The first inning seemed to look all too familiar for Dylan Cease as he started the game with two hits given up, putting runners at second and third. Cease dug his feet in and battled to strike out the next three batters to get out of the jam. The young righty reached 99 mph on the gun in his daytime start, but was pulled by Rick Renteria with only 85 pitches through 4 1/3 innings with seven strikeouts and one earned run.

With the game tied at 1, Renteria went to the pen with Kelvin Herrera, but he struggled once again in relief giving up two runs in the fifth.

The White Sox lone run came in the bottom of the second when Eloy Jimenez hit a solo homer to left field, his fourth of the season. That extended his hitting streak to nine games. Later in the frame, Nomar Mazara hit a towering shot to center field only to be robbed by Seattle’s Dom T-Williams at the wall to end the inning and ultimately the Sox scoring.

The White Sox did threaten in the ninth with two outs. Edwin Encarnacion forced a walk followed by a Yasmani Grandal single, which extended his hit streak to seven games. With two aboard, it was Jimenez with the chance to create some magic, but he popped out to right field to end the contest and the White Sox win streak.

Result: Mariners def.
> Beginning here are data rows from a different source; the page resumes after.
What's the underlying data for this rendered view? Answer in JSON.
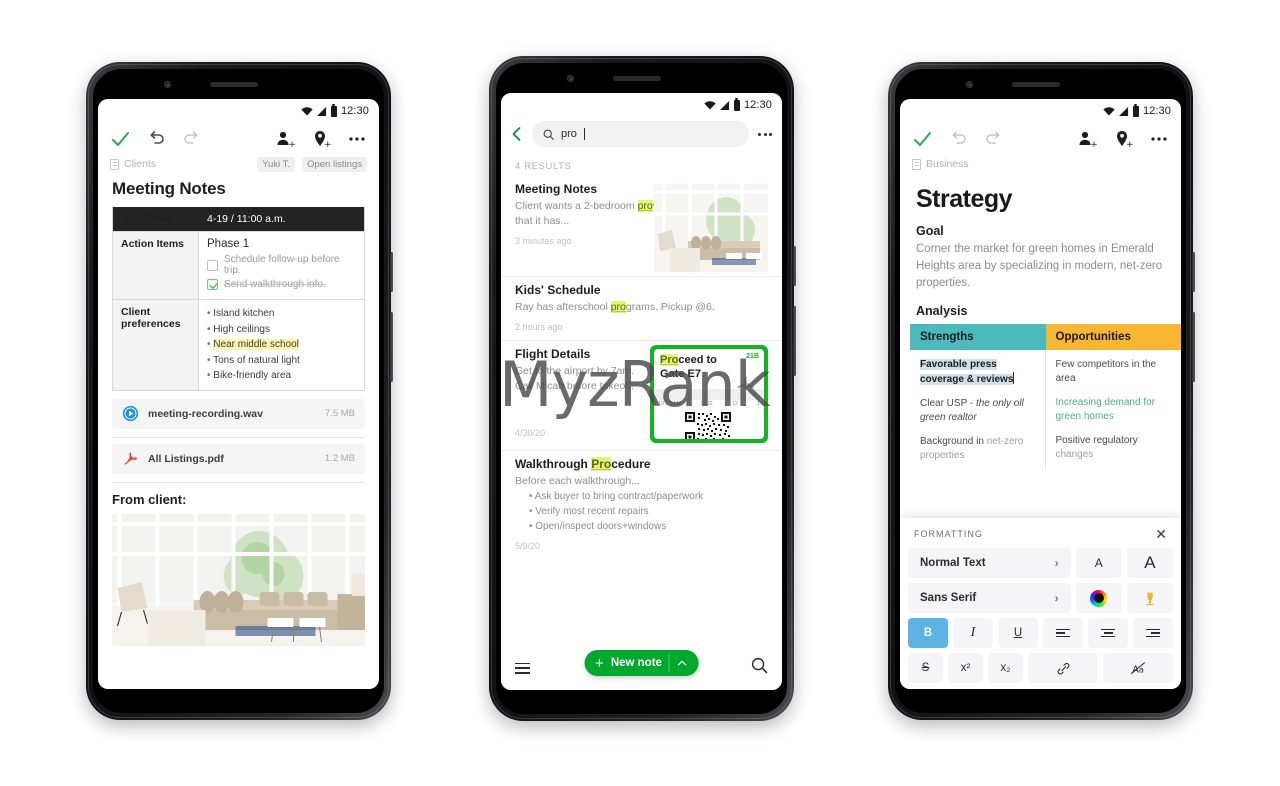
{
  "watermark": "MyzRank",
  "status": {
    "time": "12:30"
  },
  "phone1": {
    "toolbar": {
      "done": "check-icon",
      "undo": "undo-icon",
      "redo": "redo-icon",
      "share": "add-person-icon",
      "tag": "add-tag-icon",
      "more": "more-icon"
    },
    "notebook": "Clients",
    "chips": [
      "Yuki T.",
      "Open listings"
    ],
    "title": "Meeting Notes",
    "table": {
      "header": {
        "label": "Date/Time",
        "value": "4-19 / 11:00 a.m."
      },
      "rows": [
        {
          "label": "Action Items",
          "phase": "Phase 1",
          "checks": [
            {
              "text": "Schedule follow-up before trip.",
              "done": false
            },
            {
              "text": "Send walkthrough info.",
              "done": true
            }
          ]
        },
        {
          "label": "Client preferences",
          "bullets": [
            {
              "text": "Island kitchen",
              "highlight": false
            },
            {
              "text": "High ceilings",
              "highlight": false
            },
            {
              "text": "Near middle school",
              "highlight": true
            },
            {
              "text": "Tons of natural light",
              "highlight": false
            },
            {
              "text": "Bike-friendly area",
              "highlight": false
            }
          ]
        }
      ]
    },
    "attachments": [
      {
        "name": "meeting-recording.wav",
        "size": "7.5 MB",
        "icon": "audio-play-icon"
      },
      {
        "name": "All Listings.pdf",
        "size": "1.2 MB",
        "icon": "pdf-icon"
      }
    ],
    "from_client_label": "From client:"
  },
  "phone2": {
    "search": {
      "query": "pro",
      "placeholder": "Search",
      "back": "back-chevron-icon",
      "more": "more-icon"
    },
    "results_count": "4 RESULTS",
    "results": [
      {
        "title": "Meeting Notes",
        "body_before": "Client wants a 2-bedroom ",
        "match": "pro",
        "body_after": "vided that it has...",
        "time": "3 minutes ago",
        "thumb": "living-room-photo"
      },
      {
        "title": "Kids' Schedule",
        "body_before": "Ray has afterschool ",
        "match": "pro",
        "body_after": "grams. Pickup @6.",
        "time": "2 hours ago"
      },
      {
        "title": "Flight Details",
        "body_line1": "Get to the airport by 7am.",
        "body_line2": "Call Micah before takeoff.",
        "time": "4/30/20",
        "pass": {
          "match": "Pro",
          "line1_rest": "ceed to",
          "line2": "Gate E7",
          "seat": "21B",
          "meta": [
            "10:15 AM",
            "1902",
            "12",
            "1"
          ]
        }
      },
      {
        "title_before": "Walkthrough ",
        "title_match": "Pro",
        "title_after": "cedure",
        "body": "Before each walkthrough...",
        "bullets": [
          "Ask buyer to bring contract/paperwork",
          "Verify most recent repairs",
          "Open/inspect doors+windows"
        ],
        "time": "5/9/20"
      }
    ],
    "fab": {
      "label": "New note",
      "plus": "plus-icon",
      "chevron": "chevron-up-icon"
    },
    "bottom": {
      "menu": "hamburger-icon",
      "search": "search-icon"
    }
  },
  "phone3": {
    "toolbar": {
      "done": "check-icon",
      "undo": "undo-icon",
      "redo": "redo-icon",
      "share": "add-person-icon",
      "tag": "add-tag-icon",
      "more": "more-icon"
    },
    "notebook": "Business",
    "title": "Strategy",
    "goal_heading": "Goal",
    "goal_text": "Corner the market for green homes in Emerald Heights area by specializing in modern, net-zero properties.",
    "analysis_heading": "Analysis",
    "swot": {
      "columns": [
        {
          "header": "Strengths",
          "color": "#4cb9bd",
          "items": [
            {
              "text": "Favorable press coverage & reviews",
              "style": "selected"
            },
            {
              "text": "Clear USP - ",
              "italic_text": "the only oll green realtor",
              "style": "normal"
            },
            {
              "text": "Background in ",
              "faded_text": "net-zero properties",
              "style": "normal"
            }
          ]
        },
        {
          "header": "Opportunities",
          "color": "#f7b733",
          "items": [
            {
              "text": "Few competitors in the area",
              "style": "normal"
            },
            {
              "text": "Increasing demand for green homes",
              "style": "green"
            },
            {
              "text": "Positive regulatory ",
              "faded_text": "changes",
              "style": "normal"
            }
          ]
        }
      ]
    },
    "formatting": {
      "label": "FORMATTING",
      "close": "close-icon",
      "rows": [
        [
          {
            "name": "paragraph-style",
            "label": "Normal Text",
            "type": "wide"
          },
          {
            "name": "decrease-font-size",
            "label": "A",
            "type": "small-a"
          },
          {
            "name": "increase-font-size",
            "label": "A",
            "type": "big-a"
          }
        ],
        [
          {
            "name": "font-family",
            "label": "Sans Serif",
            "type": "wide"
          },
          {
            "name": "text-color",
            "label": "",
            "type": "color-wheel"
          },
          {
            "name": "highlight-color",
            "label": "",
            "type": "highlighter"
          }
        ],
        [
          {
            "name": "bold",
            "label": "B",
            "type": "btn",
            "active": true
          },
          {
            "name": "italic",
            "label": "I",
            "type": "btn"
          },
          {
            "name": "underline",
            "label": "U",
            "type": "btn"
          },
          {
            "name": "align-left",
            "label": "",
            "type": "align-left"
          },
          {
            "name": "align-center",
            "label": "",
            "type": "align-center"
          },
          {
            "name": "align-right",
            "label": "",
            "type": "align-right"
          }
        ],
        [
          {
            "name": "strikethrough",
            "label": "S",
            "type": "btn"
          },
          {
            "name": "superscript",
            "label": "x²",
            "type": "btn"
          },
          {
            "name": "subscript",
            "label": "x₂",
            "type": "btn"
          },
          {
            "name": "insert-link",
            "label": "",
            "type": "link"
          },
          {
            "name": "clear-formatting",
            "label": "",
            "type": "clear"
          }
        ]
      ]
    }
  }
}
White Sox 3-1

Record: 6-4, second in AL Central (0.5 GB of Indians)

W: Marco Gonzales (1-1)

L: Dylan Cease (0-1)

SV: Yoshihisa Hurano (1)
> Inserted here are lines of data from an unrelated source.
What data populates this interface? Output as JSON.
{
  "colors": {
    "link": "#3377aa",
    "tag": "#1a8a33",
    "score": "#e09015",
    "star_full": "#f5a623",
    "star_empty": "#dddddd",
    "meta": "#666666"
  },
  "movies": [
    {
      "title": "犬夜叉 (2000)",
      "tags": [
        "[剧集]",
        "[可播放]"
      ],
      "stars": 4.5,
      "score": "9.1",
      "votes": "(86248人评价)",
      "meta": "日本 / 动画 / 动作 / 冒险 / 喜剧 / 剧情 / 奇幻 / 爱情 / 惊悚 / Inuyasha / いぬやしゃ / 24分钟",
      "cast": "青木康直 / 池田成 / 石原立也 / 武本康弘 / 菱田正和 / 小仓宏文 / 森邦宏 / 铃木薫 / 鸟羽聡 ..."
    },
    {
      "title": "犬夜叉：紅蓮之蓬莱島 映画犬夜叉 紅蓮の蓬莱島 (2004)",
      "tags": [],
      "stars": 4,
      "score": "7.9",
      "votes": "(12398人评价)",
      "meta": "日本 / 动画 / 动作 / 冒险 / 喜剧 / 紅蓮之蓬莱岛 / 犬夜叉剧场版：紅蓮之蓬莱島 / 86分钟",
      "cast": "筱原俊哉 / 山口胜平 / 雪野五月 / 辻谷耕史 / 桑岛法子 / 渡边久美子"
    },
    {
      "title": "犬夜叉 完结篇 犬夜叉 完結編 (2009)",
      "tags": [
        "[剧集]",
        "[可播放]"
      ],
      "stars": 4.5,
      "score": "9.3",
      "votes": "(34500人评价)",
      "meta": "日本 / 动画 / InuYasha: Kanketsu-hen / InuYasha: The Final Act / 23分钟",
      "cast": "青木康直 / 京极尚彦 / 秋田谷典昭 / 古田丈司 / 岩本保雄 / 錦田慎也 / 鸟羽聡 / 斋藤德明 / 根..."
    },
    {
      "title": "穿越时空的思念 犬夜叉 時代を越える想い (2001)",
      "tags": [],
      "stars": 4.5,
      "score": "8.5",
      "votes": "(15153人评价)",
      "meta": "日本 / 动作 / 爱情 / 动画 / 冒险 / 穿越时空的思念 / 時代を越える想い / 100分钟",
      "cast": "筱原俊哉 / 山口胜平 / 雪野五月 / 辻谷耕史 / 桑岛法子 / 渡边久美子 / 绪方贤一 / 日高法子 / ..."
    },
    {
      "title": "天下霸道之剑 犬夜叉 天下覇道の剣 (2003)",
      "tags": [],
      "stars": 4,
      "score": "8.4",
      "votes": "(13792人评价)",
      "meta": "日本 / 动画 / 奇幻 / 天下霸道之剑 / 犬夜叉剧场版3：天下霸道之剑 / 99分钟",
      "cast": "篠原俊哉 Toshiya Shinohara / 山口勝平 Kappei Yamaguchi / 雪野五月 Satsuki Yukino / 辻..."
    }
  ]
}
White Sox lineup

  1. Tim Anderson: 2-4 (.372 BA)
  2. Yoan Moncada: 0-4 (.326 BA)
  3. Jose Abreu: 1-4 (.267 BA)
  4. Edwin Encarnacion: 1-3, BB (.235 BA)
  5. Yasmani Grandal: 1-4 (.333 BA)
  6. Eloy Jimenez: 1-4, HR, RBI (.270 BA)
  7. Luis Robert: 0-3 (.182 BA)
  8. Nomar Mazara: 0-3 (.194 BA)
  9. Leury Garcia: 0-3 (.214 BA)

Scoring summary

Top second:

  • Dee Gordon doubled to right field. Kyle Seager scored. 1-0 SEA.

Bottom second:

  • Eloy Jimenez homered to left. 1-1.

Top fifth:

  • Kyle Seager singled to center. Mitch Haniger scored. 2-1 SEA.  
  • Dom T-Williams fielder’s choice. Carlos Gonzalez scored. 3-1 SEA.

Notable performance: Alex Colome has excelled in his new role of middle reliever after Aaron Bummer grabbed the closer job. Colome hasn’t given up a run in 5 1/3 innings pitched and opposing left-handed batters are hitless against Colome this season.

Next game: Tuesday, April 7, Gm. 11: Mariners at White Sox (Taijuan Walker, 0-1, 8.38 ERA vs. Lucas Giolito, 1-0, 2.31 ERA)